Data records for software interfaces:
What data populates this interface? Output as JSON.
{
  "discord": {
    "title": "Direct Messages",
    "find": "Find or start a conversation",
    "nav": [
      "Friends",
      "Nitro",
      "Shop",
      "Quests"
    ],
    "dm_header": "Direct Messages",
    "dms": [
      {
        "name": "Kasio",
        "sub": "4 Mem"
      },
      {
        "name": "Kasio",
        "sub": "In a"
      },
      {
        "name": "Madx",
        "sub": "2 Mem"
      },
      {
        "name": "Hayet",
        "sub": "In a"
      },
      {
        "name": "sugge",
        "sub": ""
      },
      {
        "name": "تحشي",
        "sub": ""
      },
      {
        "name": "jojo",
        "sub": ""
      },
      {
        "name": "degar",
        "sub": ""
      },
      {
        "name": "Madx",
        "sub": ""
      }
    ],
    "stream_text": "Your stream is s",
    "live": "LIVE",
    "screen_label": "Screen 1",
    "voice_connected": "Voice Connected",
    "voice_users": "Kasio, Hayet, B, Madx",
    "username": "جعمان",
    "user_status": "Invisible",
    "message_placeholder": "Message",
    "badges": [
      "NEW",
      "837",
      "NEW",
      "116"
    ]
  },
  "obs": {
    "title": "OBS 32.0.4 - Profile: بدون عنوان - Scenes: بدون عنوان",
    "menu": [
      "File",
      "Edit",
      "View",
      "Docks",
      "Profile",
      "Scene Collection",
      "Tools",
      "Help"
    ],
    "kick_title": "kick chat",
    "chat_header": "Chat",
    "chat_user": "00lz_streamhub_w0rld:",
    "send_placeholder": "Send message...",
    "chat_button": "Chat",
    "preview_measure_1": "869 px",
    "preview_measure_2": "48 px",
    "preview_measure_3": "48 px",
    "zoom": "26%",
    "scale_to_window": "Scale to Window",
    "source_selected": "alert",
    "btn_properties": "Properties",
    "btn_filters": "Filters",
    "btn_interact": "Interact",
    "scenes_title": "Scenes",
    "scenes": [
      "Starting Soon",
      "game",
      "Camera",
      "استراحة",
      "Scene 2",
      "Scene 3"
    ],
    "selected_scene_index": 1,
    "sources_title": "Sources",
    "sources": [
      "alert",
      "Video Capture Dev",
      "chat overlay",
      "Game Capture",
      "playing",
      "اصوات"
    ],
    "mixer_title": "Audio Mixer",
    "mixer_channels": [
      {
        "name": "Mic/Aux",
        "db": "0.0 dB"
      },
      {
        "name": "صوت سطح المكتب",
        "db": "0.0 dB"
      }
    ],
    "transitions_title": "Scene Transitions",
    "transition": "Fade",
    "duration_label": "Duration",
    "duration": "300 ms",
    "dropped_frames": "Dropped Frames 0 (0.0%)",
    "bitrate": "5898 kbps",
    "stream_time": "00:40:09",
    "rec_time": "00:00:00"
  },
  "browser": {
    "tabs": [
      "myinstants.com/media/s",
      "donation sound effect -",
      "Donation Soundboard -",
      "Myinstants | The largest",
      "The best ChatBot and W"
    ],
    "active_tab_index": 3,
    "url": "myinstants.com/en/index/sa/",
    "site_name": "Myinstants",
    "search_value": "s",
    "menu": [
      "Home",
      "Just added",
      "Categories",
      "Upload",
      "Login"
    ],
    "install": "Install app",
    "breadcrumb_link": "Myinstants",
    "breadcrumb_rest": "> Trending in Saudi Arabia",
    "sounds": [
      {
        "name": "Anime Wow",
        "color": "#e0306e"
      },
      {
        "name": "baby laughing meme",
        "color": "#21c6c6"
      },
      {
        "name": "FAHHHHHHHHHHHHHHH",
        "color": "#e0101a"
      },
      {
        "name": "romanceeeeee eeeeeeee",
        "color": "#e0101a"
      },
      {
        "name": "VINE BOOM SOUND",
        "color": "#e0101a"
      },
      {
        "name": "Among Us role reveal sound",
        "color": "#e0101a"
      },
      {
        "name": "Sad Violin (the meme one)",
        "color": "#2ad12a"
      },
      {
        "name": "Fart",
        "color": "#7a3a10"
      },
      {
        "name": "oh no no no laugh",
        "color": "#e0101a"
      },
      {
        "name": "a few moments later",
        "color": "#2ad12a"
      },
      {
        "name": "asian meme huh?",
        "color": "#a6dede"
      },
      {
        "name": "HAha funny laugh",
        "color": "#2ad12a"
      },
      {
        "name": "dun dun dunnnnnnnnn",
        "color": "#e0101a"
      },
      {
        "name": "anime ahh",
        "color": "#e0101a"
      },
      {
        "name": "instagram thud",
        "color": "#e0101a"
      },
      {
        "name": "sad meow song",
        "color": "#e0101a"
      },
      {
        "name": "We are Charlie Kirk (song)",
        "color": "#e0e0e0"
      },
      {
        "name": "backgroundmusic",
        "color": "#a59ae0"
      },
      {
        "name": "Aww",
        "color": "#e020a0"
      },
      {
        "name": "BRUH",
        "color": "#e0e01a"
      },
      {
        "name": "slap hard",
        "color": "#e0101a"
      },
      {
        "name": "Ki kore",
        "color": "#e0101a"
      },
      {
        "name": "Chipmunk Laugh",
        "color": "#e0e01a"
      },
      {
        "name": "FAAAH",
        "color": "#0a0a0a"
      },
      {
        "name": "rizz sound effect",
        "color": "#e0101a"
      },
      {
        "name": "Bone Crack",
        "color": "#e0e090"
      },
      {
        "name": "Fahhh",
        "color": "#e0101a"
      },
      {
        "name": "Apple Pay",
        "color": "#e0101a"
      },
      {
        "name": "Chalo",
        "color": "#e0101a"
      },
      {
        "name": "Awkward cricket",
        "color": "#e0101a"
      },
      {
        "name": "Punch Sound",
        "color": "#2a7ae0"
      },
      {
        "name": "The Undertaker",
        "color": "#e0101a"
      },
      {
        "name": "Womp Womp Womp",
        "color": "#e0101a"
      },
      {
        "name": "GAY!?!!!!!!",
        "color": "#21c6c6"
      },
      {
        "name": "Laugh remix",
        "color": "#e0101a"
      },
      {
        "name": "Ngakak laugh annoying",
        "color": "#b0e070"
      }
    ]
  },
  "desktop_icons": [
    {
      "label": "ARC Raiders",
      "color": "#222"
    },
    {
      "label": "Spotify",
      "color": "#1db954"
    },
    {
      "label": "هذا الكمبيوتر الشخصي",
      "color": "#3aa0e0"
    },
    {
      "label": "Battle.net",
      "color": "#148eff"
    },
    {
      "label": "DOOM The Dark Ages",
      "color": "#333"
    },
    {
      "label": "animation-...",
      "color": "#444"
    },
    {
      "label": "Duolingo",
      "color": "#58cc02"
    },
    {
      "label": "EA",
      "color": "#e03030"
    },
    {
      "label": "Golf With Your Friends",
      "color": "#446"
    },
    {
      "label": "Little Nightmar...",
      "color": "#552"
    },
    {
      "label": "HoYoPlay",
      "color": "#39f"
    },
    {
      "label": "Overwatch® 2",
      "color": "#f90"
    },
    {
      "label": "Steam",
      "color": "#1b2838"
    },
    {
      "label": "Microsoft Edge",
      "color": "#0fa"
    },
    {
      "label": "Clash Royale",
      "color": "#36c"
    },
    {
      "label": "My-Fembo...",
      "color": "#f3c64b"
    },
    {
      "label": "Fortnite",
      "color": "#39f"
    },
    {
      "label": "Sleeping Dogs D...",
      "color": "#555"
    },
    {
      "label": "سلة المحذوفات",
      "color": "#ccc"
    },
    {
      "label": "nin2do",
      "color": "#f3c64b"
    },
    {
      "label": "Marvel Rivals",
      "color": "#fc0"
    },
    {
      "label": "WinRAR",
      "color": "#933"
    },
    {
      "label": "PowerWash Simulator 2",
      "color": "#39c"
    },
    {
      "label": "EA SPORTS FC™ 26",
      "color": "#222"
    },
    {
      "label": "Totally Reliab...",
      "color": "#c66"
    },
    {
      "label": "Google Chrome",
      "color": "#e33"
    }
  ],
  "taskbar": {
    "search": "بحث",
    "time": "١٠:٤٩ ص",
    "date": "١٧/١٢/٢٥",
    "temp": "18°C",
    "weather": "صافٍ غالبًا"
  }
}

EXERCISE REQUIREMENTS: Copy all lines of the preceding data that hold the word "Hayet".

TASK OUTPUT:
        "name": "Hayet",
    "voice_users": "Kasio, Hayet, B, Madx",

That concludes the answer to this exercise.